Blues Traveler
Blues Traveler from left, Ben Wilson, Brendan Hill, Chan Kinchla, John Popper and Tad Kinchla. COURTESY THE BLOOM EFFECT

Blues Traveler
Release of “Hurry Up & Hang Around”
Friday, Oct. 12, 8 p.m., doors open at 7 p.m.
General Admission
Wellmont Theater, 5 Seymour St.
Wellmonttheater.com – 973-783-9500
bluestraveler.com

By DEBORAH ANN TRIPOLDI
tripoldi@montclairlocal.news

On Friday, Oct. 12, Blues Traveler will come home to New Jersey.

The Princeton-based, blues rock, psychedelic rock, folk rock, soul, and Southern rock band, will kickoff their 30th anniversary tour at the Wellmont Theater.

The show in Montclair coincides with the release date of their new album, “Hurry Up & Hang Around.”  

Today, members of the band call California, Washington and Texas home, but the band began during their high school years.

The Grammy Award winning, multi-platinum rock group’s 13th album takes fans back to their unique brand of blues they played back then.

Blues Traveler
New album “Hurry Up & Hang Around” set to be released Oct. 12. COURTESY THE BLOOM EFFECT

“The new album is old school Blues Traveler. We are chameleon-like in many ways. There’s a reggae song, Caribbean tune, rock. We will interpret all that into Blues Traveler style, us showing our colors, our true colors. For us, being together, writing together, there is nothing better,” said drummer Brendan Hill from his home in Bainbridge Island, WA.

The group includes John Popper on vocals and harmonica, brothers Chan Kinchla on guitar, and Tad Kinchla on bass, Ben Wilson on keyboards and Hill on drums.

Going back to basics meant working with the original band, not with other artists as they had for the last few albums, said Hill. Grammy Award-winning composer Matt Rollings produced the album.

“He let us create and listen to the demos and then take it to Nashville. Sound Emporium in Nashville was a great experience through and through and we can’t wait to take it out on the road,” Hill said.

The band rented a house in Nashville during the process, and wrote in the garage, sort of the way they started in Princeton 31 years ago.

The concert will bring the band’s jam band experience to the fans. “When you play together for 30 years there are some things that comes naturally and some things happen on stage,” he said.

There’s been some ups and downs for the band.
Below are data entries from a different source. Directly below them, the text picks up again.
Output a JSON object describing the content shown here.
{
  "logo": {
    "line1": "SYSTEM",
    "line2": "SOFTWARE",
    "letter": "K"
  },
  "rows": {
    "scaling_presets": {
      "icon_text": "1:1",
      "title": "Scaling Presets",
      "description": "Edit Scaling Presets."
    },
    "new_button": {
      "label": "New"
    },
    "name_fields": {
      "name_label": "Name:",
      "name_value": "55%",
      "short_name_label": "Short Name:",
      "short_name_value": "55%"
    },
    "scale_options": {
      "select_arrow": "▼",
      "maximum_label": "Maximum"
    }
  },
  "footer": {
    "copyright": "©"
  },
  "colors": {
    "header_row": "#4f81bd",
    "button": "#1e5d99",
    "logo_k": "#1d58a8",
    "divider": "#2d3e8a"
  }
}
One was the death of bass player Bob Sheenan in 1999. A year later, the band added Ben Wilson on keyboards, and Ted Kinchla’s brother Chan on guitar.

Adding keyboards, a new instrument, reset the band to allow them to move forward, he said.   

HOME ON THE ROAD

Touring is a must for a rock band in a digital age. Fortunately for the members of Blues Traveler, they love being on the road.

“It’s our passion, something we love to do, plus its Jersey. We can’t wait to get back to Jersey. That’s where it all started, where it all began. So many friends and family still live there.  

It’s the perfect place to kick off the tour,” said Hill, adding that New Jersey also has the best pizza.

The Wellmont is no stranger to the Jersey-routed band. The group performed there in 2011.

“We have been to the theater a few years ago, it’s a beautiful theater,” said Hill.

Band members rotate creating the night’s setlist.

“We rotate between band members to choose their favorite songs, it allows for improv between songs, keeps it fresh. Spontaneity, keeping things fresh, is what we crave out on the road, that’s how we keep it interesting,” Hill said.

The evening will feature a mixture of their older music and songs from the new album such as their first new single “Accelerated Nation,” and soon to be released single “When You Fall Down.” Classics “Run-Around” and “Hook” bring everybody together, Hill said.

Blues Traveler’s music appeals to an intergenerational audience: not surprising for a band that’s been together 30 years.

“We have everything from teens all the way up to my parents’ ages,” Hill said.

At the Wellmont, he expects mostly adults, but at Red Rocks, CO, Hill said, the band expects children and grandparents.   

The Blues “Traveler-esque” sound, as Hill calls it, combining blues and rock, always brings the audience together. They become a community, and “let go a little bit.”

“It’s been a fun journey so far, can’t wait to see what next 30 years takes us.”

READ: FROM ‘ALLISON ROAD’ TO SEYMOUR STREET – GIN BLOSSOMS TO ROCK MONTCLAIR